*Source records*:
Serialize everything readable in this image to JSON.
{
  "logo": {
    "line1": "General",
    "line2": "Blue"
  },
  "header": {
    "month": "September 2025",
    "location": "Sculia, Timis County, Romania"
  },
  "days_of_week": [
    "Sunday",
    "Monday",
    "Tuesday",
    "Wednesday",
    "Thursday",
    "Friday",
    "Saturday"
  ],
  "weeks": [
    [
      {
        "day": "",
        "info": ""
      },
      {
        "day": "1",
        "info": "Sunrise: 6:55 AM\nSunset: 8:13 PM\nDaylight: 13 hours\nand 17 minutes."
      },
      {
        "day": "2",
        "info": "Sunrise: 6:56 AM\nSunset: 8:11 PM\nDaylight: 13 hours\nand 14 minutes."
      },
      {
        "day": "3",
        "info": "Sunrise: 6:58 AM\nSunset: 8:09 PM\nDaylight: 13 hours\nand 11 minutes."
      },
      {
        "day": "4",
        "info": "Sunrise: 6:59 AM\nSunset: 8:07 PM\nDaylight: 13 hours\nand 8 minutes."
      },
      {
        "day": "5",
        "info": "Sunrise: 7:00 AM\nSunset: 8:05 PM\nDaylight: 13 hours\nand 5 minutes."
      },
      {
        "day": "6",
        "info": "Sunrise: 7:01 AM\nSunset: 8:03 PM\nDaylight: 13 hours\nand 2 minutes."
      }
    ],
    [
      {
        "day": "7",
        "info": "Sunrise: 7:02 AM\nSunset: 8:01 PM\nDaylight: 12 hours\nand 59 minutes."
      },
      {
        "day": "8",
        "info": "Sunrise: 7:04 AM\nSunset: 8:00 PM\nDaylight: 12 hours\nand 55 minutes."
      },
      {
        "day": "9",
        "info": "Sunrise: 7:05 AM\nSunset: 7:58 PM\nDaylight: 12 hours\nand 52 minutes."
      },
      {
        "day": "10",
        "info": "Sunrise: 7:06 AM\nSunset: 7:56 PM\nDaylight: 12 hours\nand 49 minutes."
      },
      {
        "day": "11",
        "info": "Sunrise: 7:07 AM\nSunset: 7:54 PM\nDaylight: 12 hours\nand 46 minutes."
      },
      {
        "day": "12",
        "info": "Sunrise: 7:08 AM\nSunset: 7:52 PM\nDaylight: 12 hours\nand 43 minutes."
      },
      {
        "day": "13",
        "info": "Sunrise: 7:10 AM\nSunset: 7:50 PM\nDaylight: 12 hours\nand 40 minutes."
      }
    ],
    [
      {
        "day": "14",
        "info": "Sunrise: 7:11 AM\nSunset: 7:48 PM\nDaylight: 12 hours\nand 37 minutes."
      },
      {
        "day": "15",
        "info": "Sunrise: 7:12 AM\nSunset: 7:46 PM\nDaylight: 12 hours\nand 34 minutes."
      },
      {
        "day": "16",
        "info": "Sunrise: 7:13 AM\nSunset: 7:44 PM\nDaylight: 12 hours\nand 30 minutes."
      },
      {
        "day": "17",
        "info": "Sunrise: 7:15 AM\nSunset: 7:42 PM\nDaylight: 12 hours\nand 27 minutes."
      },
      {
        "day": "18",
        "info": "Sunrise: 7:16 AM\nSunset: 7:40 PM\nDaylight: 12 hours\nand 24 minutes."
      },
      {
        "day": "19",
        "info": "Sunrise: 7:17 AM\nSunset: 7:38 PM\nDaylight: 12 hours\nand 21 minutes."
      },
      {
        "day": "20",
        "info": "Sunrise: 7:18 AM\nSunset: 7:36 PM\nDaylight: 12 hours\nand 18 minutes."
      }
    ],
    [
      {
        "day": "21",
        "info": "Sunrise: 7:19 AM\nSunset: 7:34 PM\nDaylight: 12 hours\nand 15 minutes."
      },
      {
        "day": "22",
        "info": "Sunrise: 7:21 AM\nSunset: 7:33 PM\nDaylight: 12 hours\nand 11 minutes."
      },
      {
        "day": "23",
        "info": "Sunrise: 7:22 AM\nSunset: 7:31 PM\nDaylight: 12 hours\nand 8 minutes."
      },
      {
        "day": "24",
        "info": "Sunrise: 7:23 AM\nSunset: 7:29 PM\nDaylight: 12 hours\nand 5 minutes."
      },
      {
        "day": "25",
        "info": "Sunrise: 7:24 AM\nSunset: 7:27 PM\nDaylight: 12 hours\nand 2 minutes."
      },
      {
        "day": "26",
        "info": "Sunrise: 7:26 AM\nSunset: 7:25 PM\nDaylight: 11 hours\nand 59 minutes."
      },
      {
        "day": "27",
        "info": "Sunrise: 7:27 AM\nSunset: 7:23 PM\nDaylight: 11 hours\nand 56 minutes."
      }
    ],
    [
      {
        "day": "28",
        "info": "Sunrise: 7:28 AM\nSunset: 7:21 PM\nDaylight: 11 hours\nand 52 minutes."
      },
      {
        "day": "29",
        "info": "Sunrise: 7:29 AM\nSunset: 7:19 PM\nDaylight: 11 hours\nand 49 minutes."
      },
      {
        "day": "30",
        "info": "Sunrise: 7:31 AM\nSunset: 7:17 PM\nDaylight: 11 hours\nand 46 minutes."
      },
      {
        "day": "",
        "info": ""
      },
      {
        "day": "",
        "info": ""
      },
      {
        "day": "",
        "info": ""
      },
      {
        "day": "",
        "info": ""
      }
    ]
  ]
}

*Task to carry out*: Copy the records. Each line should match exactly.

*Your response*:
Serialize everything readable in this image to JSON.
{
  "logo": {
    "line1": "General",
    "line2": "Blue"
  },
  "header": {
    "month": "September 2025",
    "location": "Sculia, Timis County, Romania"
  },
  "days_of_week": [
    "Sunday",
    "Monday",
    "Tuesday",
    "Wednesday",
    "Thursday",
    "Friday",
    "Saturday"
  ],
  "weeks": [
    [
      {
        "day": "",
        "info": ""
      },
      {
        "day": "1",
        "info": "Sunrise: 6:55 AM\nSunset: 8:13 PM\nDaylight: 13 hours\nand 17 minutes."
      },
      {
        "day": "2",
        "info": "Sunrise: 6:56 AM\nSunset: 8:11 PM\nDaylight: 13 hours\nand 14 minutes."
      },
      {
        "day": "3",
        "info": "Sunrise: 6:58 AM\nSunset: 8:09 PM\nDaylight: 13 hours\nand 11 minutes."
      },
      {
        "day": "4",
        "info": "Sunrise: 6:59 AM\nSunset: 8:07 PM\nDaylight: 13 hours\nand 8 minutes."
      },
      {
        "day": "5",
        "info": "Sunrise: 7:00 AM\nSunset: 8:05 PM\nDaylight: 13 hours\nand 5 minutes."
      },
      {
        "day": "6",
        "info": "Sunrise: 7:01 AM\nSunset: 8:03 PM\nDaylight: 13 hours\nand 2 minutes."
      }
    ],
    [
      {
        "day": "7",
        "info": "Sunrise: 7:02 AM\nSunset: 8:01 PM\nDaylight: 12 hours\nand 59 minutes."
      },
      {
        "day": "8",
        "info": "Sunrise: 7:04 AM\nSunset: 8:00 PM\nDaylight: 12 hours\nand 55 minutes."
      },
      {
        "day": "9",
        "info": "Sunrise: 7:05 AM\nSunset: 7:58 PM\nDaylight: 12 hours\nand 52 minutes."
      },
      {
        "day": "10",
        "info": "Sunrise: 7:06 AM\nSunset: 7:56 PM\nDaylight: 12 hours\nand 49 minutes."
      },
      {
        "day": "11",
        "info": "Sunrise: 7:07 AM\nSunset: 7:54 PM\nDaylight: 12 hours\nand 46 minutes."
      },
      {
        "day": "12",
        "info": "Sunrise: 7:08 AM\nSunset: 7:52 PM\nDaylight: 12 hours\nand 43 minutes."
      },
      {
        "day": "13",
        "info": "Sunrise: 7:10 AM\nSunset: 7:50 PM\nDaylight: 12 hours\nand 40 minutes."
      }
    ],
    [
      {
        "day": "14",
        "info": "Sunrise: 7:11 AM\nSunset: 7:48 PM\nDaylight: 12 hours\nand 37 minutes."
      },
      {
        "day": "15",
        "info": "Sunrise: 7:12 AM\nSunset: 7:46 PM\nDaylight: 12 hours\nand 34 minutes."
      },
      {
        "day": "16",
        "info": "Sunrise: 7:13 AM\nSunset: 7:44 PM\nDaylight: 12 hours\nand 30 minutes."
      },
      {
        "day": "17",
        "info": "Sunrise: 7:15 AM\nSunset: 7:42 PM\nDaylight: 12 hours\nand 27 minutes."
      },
      {
        "day": "18",
        "info": "Sunrise: 7:16 AM\nSunset: 7:40 PM\nDaylight: 12 hours\nand 24 minutes."
      },
      {
        "day": "19",
        "info": "Sunrise: 7:17 AM\nSunset: 7:38 PM\nDaylight: 12 hours\nand 21 minutes."
      },
      {
        "day": "20",
        "info": "Sunrise: 7:18 AM\nSunset: 7:36 PM\nDaylight: 12 hours\nand 18 minutes."
      }
    ],
    [
      {
        "day": "21",
        "info": "Sunrise: 7:19 AM\nSunset: 7:34 PM\nDaylight: 12 hours\nand 15 minutes."
      },
      {
        "day": "22",
        "info": "Sunrise: 7:21 AM\nSunset: 7:33 PM\nDaylight: 12 hours\nand 11 minutes."
      },
      {
        "day": "23",
        "info": "Sunrise: 7:22 AM\nSunset: 7:31 PM\nDaylight: 12 hours\nand 8 minutes."
      },
      {
        "day": "24",
        "info": "Sunrise: 7:23 AM\nSunset: 7:29 PM\nDaylight: 12 hours\nand 5 minutes."
      },
      {
        "day": "25",
        "info": "Sunrise: 7:24 AM\nSunset: 7:27 PM\nDaylight: 12 hours\nand 2 minutes."
      },
      {
        "day": "26",
        "info": "Sunrise: 7:26 AM\nSunset: 7:25 PM\nDaylight: 11 hours\nand 59 minutes."
      },
      {
        "day": "27",
        "info": "Sunrise: 7:27 AM\nSunset: 7:23 PM\nDaylight: 11 hours\nand 56 minutes."
      }
    ],
    [
      {
        "day": "28",
        "info": "Sunrise: 7:28 AM\nSunset: 7:21 PM\nDaylight: 11 hours\nand 52 minutes."
      },
      {
        "day": "29",
        "info": "Sunrise: 7:29 AM\nSunset: 7:19 PM\nDaylight: 11 hours\nand 49 minutes."
      },
      {
        "day": "30",
        "info": "Sunrise: 7:31 AM\nSunset: 7:17 PM\nDaylight: 11 hours\nand 46 minutes."
      },
      {
        "day": "",
        "info": ""
      },
      {
        "day": "",
        "info": ""
      },
      {
        "day": "",
        "info": ""
      },
      {
        "day": "",
        "info": ""
      }
    ]
  ]
}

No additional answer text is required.